• **TASK PROMPT**:
Pictures are to be dropped. Everything else in the listing gets copied exactly.

EXCERPTED RECORDS: Begin

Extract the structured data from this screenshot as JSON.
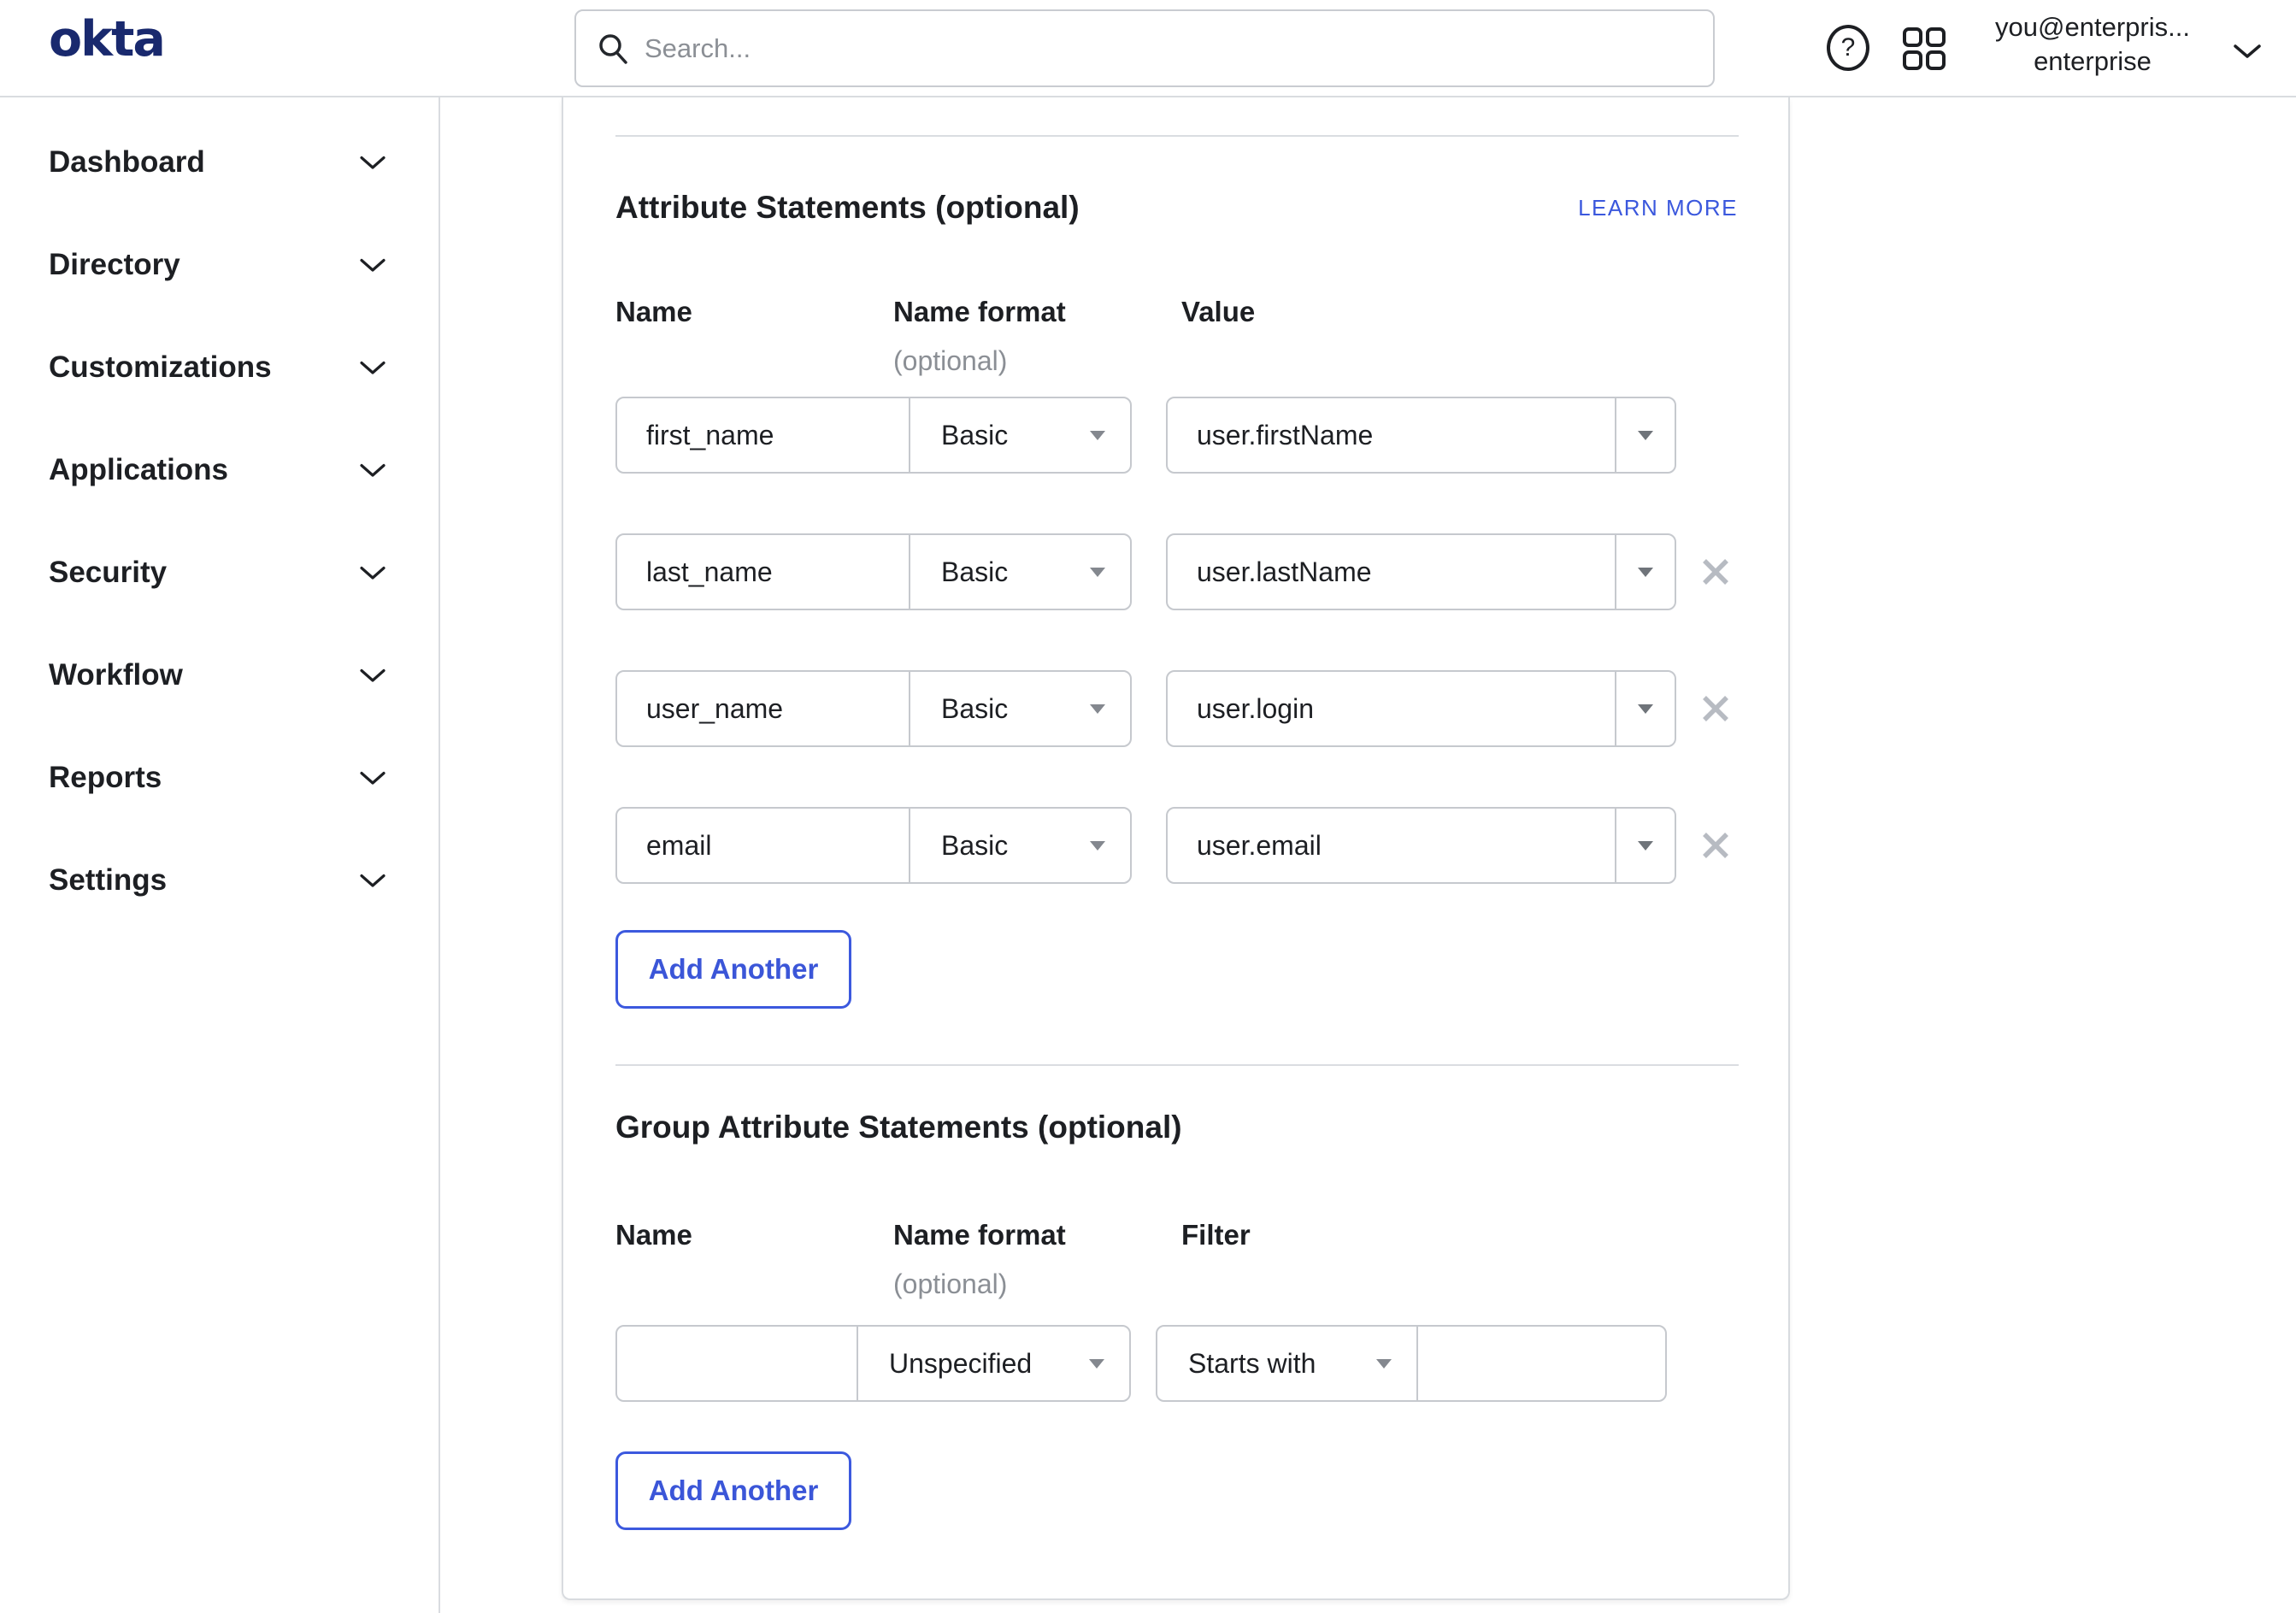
{
  "header": {
    "logo_text": "okta",
    "search": {
      "placeholder": "Search..."
    },
    "help_glyph": "?",
    "account": {
      "email": "you@enterpris...",
      "org": "enterprise"
    }
  },
  "sidebar": {
    "items": [
      {
        "label": "Dashboard"
      },
      {
        "label": "Directory"
      },
      {
        "label": "Customizations"
      },
      {
        "label": "Applications"
      },
      {
        "label": "Security"
      },
      {
        "label": "Workflow"
      },
      {
        "label": "Reports"
      },
      {
        "label": "Settings"
      }
    ]
  },
  "attribute_section": {
    "title": "Attribute Statements (optional)",
    "learn_more_label": "LEARN MORE",
    "columns": {
      "name": "Name",
      "name_format": "Name format",
      "name_format_note": "(optional)",
      "value": "Value"
    },
    "rows": [
      {
        "name": "first_name",
        "format": "Basic",
        "value": "user.firstName"
      },
      {
        "name": "last_name",
        "format": "Basic",
        "value": "user.lastName"
      },
      {
        "name": "user_name",
        "format": "Basic",
        "value": "user.login"
      },
      {
        "name": "email",
        "format": "Basic",
        "value": "user.email"
      }
    ],
    "add_button_label": "Add Another"
  },
  "group_section": {
    "title": "Group Attribute Statements (optional)",
    "columns": {
      "name": "Name",
      "name_format": "Name format",
      "name_format_note": "(optional)",
      "filter": "Filter"
    },
    "rows": [
      {
        "name": "",
        "format": "Unspecified",
        "filter_type": "Starts with",
        "filter_value": ""
      }
    ],
    "add_button_label": "Add Another"
  },
  "colors": {
    "accent_blue": "#3C59DE",
    "logo_navy": "#19296E",
    "text_dark": "#1D1F23",
    "muted_gray": "#8B8F95",
    "input_border": "#C6C9CE",
    "icon_gray": "#B7BBC2"
  }
}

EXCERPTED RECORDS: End

• **EXERCISE SOLUTION**:
Extract the structured data from this screenshot as JSON.
{
  "header": {
    "logo_text": "okta",
    "search": {
      "placeholder": "Search..."
    },
    "help_glyph": "?",
    "account": {
      "email": "you@enterpris...",
      "org": "enterprise"
    }
  },
  "sidebar": {
    "items": [
      {
        "label": "Dashboard"
      },
      {
        "label": "Directory"
      },
      {
        "label": "Customizations"
      },
      {
        "label": "Applications"
      },
      {
        "label": "Security"
      },
      {
        "label": "Workflow"
      },
      {
        "label": "Reports"
      },
      {
        "label": "Settings"
      }
    ]
  },
  "attribute_section": {
    "title": "Attribute Statements (optional)",
    "learn_more_label": "LEARN MORE",
    "columns": {
      "name": "Name",
      "name_format": "Name format",
      "name_format_note": "(optional)",
      "value": "Value"
    },
    "rows": [
      {
        "name": "first_name",
        "format": "Basic",
        "value": "user.firstName"
      },
      {
        "name": "last_name",
        "format": "Basic",
        "value": "user.lastName"
      },
      {
        "name": "user_name",
        "format": "Basic",
        "value": "user.login"
      },
      {
        "name": "email",
        "format": "Basic",
        "value": "user.email"
      }
    ],
    "add_button_label": "Add Another"
  },
  "group_section": {
    "title": "Group Attribute Statements (optional)",
    "columns": {
      "name": "Name",
      "name_format": "Name format",
      "name_format_note": "(optional)",
      "filter": "Filter"
    },
    "rows": [
      {
        "name": "",
        "format": "Unspecified",
        "filter_type": "Starts with",
        "filter_value": ""
      }
    ],
    "add_button_label": "Add Another"
  },
  "colors": {
    "accent_blue": "#3C59DE",
    "logo_navy": "#19296E",
    "text_dark": "#1D1F23",
    "muted_gray": "#8B8F95",
    "input_border": "#C6C9CE",
    "icon_gray": "#B7BBC2"
  }
}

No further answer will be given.